A month into the new year, we‘ve already seen just as many forecasts from industry leaders, influencers and almost every IT security blogger out there. What they predict is not much different from what we already (should) know: it is getting worse. Data breaches, vulnerabilities and ransomware make up for most of media outlets, viral content and news in IT in general. The race between attacker and defender is still on. Every time you upgrade your defence, you find another loophole. Or even worse: you don‘t, but a hacker does, which makes patch management and asset management as annoying and – if we might add – exhausting as it was last year. If you‘ve been around long enough, you might start asking yourself if it is ever going to stop? Spoiler alert: it won‘t.
We‘ve gathered the most important outlooks for this year for you and sat down with Carsten, who has been a fellow geek at CYBERTRAP for many years now, to put these cybersecurity threats into perspective.
Hot stuff #1: Ransomware is not all there is
According to a recent study, weekly attacks worldwide have increased by 40 percent within the last year. One in 61 companies was hit by a ransomware attack every week.  Veritas assumes that after a successful ransomware attack, managers in particular from KRITIS organizations will have to prove that they have had all the necessary measures set up. If negligence is proven to them, they could not only lose their jobs, there are also legal consequences.
Carsten: Ransomware is only the last piece of the puzzle. The problem is rooted on a deeper level (literally). Automatic exploitation of vulnerabilities, sleepers in the network, human error and social engineering has to be taken into consideration long before any ransomware pops up on your screen.
Just like you‘d get an insurance for your car or a proper alarm system for your house, investing into preventive detection techniques like deception technology is not (yet) on every CFO‘s agenda. Why the CFO and not the CTO? Because the latter doesn‘t have to release money for a data breach, reputational loss or double extortion after a ransom money claim.
Hot stuff #2: Supply chain and the cloud
The number of solutions with which the requirements and the data can be recorded, archived and viewed has grown immensely. Many companies lack the resources to continuously manage the tools, according to Eric Waltert, Regional Vice President DACH, Veritas Technologies. We are living in a world of data overload. A large part of the data is “dark data”, which is processed and stored, but an average 30% of that content (and therefore, its value) is unknown.

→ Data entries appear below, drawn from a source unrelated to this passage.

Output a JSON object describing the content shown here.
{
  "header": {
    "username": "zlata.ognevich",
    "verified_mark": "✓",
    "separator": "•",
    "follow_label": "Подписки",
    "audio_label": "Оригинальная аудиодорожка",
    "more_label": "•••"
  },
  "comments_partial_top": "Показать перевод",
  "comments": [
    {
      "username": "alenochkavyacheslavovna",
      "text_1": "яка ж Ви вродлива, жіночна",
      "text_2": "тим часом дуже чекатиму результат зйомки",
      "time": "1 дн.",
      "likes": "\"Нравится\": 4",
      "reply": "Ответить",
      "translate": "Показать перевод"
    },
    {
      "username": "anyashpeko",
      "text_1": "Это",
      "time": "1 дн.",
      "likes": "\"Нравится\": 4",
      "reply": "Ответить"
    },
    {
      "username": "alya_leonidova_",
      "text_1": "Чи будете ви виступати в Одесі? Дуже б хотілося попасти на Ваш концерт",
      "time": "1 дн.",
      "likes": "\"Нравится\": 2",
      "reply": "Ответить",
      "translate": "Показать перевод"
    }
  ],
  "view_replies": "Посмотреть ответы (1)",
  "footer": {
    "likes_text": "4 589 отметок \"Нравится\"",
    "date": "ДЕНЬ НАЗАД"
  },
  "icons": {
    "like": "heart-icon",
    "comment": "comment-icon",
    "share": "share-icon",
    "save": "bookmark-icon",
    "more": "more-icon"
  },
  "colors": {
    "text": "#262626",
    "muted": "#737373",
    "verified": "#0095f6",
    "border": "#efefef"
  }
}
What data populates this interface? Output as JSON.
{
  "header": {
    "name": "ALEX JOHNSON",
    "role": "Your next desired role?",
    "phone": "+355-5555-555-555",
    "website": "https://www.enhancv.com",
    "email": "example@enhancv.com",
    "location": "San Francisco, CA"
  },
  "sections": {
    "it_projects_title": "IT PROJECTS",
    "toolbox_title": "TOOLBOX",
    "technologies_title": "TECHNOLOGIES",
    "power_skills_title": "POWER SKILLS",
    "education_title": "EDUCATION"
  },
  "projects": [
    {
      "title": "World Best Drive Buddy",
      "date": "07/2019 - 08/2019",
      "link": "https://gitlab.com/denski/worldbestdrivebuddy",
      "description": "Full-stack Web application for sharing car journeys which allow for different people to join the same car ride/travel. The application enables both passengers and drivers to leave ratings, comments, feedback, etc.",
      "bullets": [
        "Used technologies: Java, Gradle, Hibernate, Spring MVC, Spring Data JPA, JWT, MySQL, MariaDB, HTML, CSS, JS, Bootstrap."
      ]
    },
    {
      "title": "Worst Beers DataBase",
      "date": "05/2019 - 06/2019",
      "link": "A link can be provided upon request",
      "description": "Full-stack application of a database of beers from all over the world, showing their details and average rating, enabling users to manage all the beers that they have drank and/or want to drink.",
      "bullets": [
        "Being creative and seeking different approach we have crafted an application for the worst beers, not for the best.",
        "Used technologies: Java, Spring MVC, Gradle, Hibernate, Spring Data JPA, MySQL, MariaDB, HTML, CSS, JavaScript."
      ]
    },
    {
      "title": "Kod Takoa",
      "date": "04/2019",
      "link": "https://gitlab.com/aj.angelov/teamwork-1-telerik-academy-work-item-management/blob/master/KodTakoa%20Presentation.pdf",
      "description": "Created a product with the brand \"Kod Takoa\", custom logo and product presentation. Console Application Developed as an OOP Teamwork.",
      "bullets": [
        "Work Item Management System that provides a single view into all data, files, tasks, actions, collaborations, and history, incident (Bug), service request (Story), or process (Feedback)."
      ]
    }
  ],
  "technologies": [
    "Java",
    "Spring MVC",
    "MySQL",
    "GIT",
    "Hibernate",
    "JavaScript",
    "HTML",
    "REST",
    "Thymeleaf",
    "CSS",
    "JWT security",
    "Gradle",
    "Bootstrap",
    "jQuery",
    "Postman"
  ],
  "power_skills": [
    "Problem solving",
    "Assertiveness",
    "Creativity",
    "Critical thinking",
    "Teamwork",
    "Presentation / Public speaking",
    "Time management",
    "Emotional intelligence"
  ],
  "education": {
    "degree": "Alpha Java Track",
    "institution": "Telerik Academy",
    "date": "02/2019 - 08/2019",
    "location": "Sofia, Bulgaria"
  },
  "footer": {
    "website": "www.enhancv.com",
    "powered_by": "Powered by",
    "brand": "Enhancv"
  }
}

Carsten: Don‘t get me wrong, the cloud makes a lot of stuff more comfortable especially when working remote or during a pandemic. Unfortunately, comfort is very close to blind trust and the almost endless options allow you to put everything online. That is frightening.
I believe most of the companies don‘t even know how much value their data has, because they neither have the time nor skills to properly monitor their tools, partners and data. Do you ask every single IT contact in your supply chain, if they changed something as inessential as a webcam manufacturer in their lab? No you don‘t. Would you send your 10 year old to the copy shop an hour away to get his or her homework downloaded from the school‘s server? A cybersecurity professional would set up a dedicated DMZ for the kids instead. But you probably wouldn‘t.
Hot stuff #3: It‘s not me, it‘s them!
Digitization, cloud & remote work have eliminated traditional security boundaries. With zero trust, no user or device is trusted unless authorized and on the rise to replace current security concepts. A A recent study about political and social issues of 2021 has shown that 46% of surveyed users in Russia assumed that one of their online accounts (e.g. email, social media, banking) would be hacked in the future. Only 21% of those surveyed in Germany considered this scenario to be likely. 
Carsten: Don‘t trust zero trust. Multifactor authentication just makes social engineering employees to give away their trusted credentials more interesting. Also, don‘t assume you and your company are unimportant enough to be spared. Hackers usually don‘t start with the big fish. They work their way up. With ransomware and cybercrime-as-a-service getting more and more popular, small companies become a lucrative (mass) target.
About Carsten Keil
Carsten is an experienced sales specialist for security, account management of international corporations and enterprises at CYBERTRAP. He loves to t
You can connect with him on Linkedin.
You might also be interested in:
- SMEs are the most affected by cyber attacks in relation to their company size.
- How to make life difficult for hackers with deception
- Why does it take an average of 56 days to detect a hacker attack?
Sources mentioned in the article